Yesterday in Parliament Fiona contributed to the debate on International Women's Day. Fiona's full speech is below and can also be viewed here.
"International Women’s Day is an opportunity to highlight how millions of women worldwide suffer discrimination, persecution and violence doubly on account of their gender and their beliefs. Many are subjected to some of the most egregious atrocities on earth today, pressed into slavery, sexual or otherwise, tricked and subjected to human trafficking, scarred mentally and physically through the use of rape in conflict. Young girls are sold as a commodity, deprived of an education and, as a result, of a livelihood and any chance of flourishing or reaching their full potential, subject to systematic abuses such as early or forced marriage, female genital mutilation and honour killings, or trapped in prostitution and poverty.

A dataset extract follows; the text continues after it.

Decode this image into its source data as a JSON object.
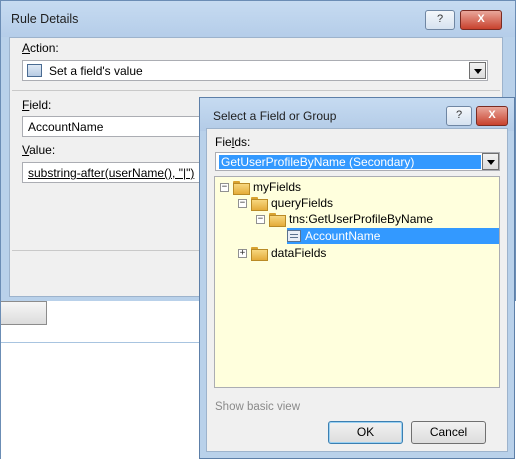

My duty, as the Prime Minister’s Special Envoy for Freedom of Religion or Belief, is to speak out against this. I am proud to be the first woman to have been appointed to this role. Many women around the world suffer lower social status or reduced legal rights, which can exacerbate the problems they encounter in trying to exercise their freedom of religion or belief.
It is good that tackling gender and belief-based violence is a priority for our Government. Let me focus on a few instances where the UK Government are taking action—although of course there is much more to be done.
In Pakistan, the ongoing reports of forced marriage and conversion of Hindu, Sikh and Muslim women and girls, reportedly hundreds of girls a year, are alarming. I raised concerns about this a few days ago at a virtual meeting with our high commissioner in Pakistan. I know that my colleagues in the Foreign Office share these concerns and regularly raise them with the Government of Pakistan. In Nigeria, officials have in recent months raised with the Nigerian Government the case of Christian schoolgirl Leah Sharibu, abducted by Boko Haram and the last of her group still not released. Our Government are providing a package of humanitarian and stabilisation support there, including for women, but more—much more—needs to be done.
Turning to China, reports of dehumanisation of Uyghur women there are deeply distressing. The Foreign Secretary recently addressed the UN Human Rights Council, saying:
“The situation in Xinjiang is beyond the pale. The reported abuses—which include torture, forced labour and forced sterilisation of women—are extreme and they are extensive. They are taking place on an industrial scale. It must be our collective duty to ensure that this does not go unanswered.”
Indeed, we must all ensure, as a true response to International Women’s Day, that they do not go unanswered. More needs to be done.
Finally, Yazidi and Christian women in Iraq suffered horrific crimes at the hands of Daesh. Iraq must ensure that minority communities displaced by Daesh are allowed to return home safely. No one should suffer or be coerced doubly because of their conscience or their gender. More needs to be done."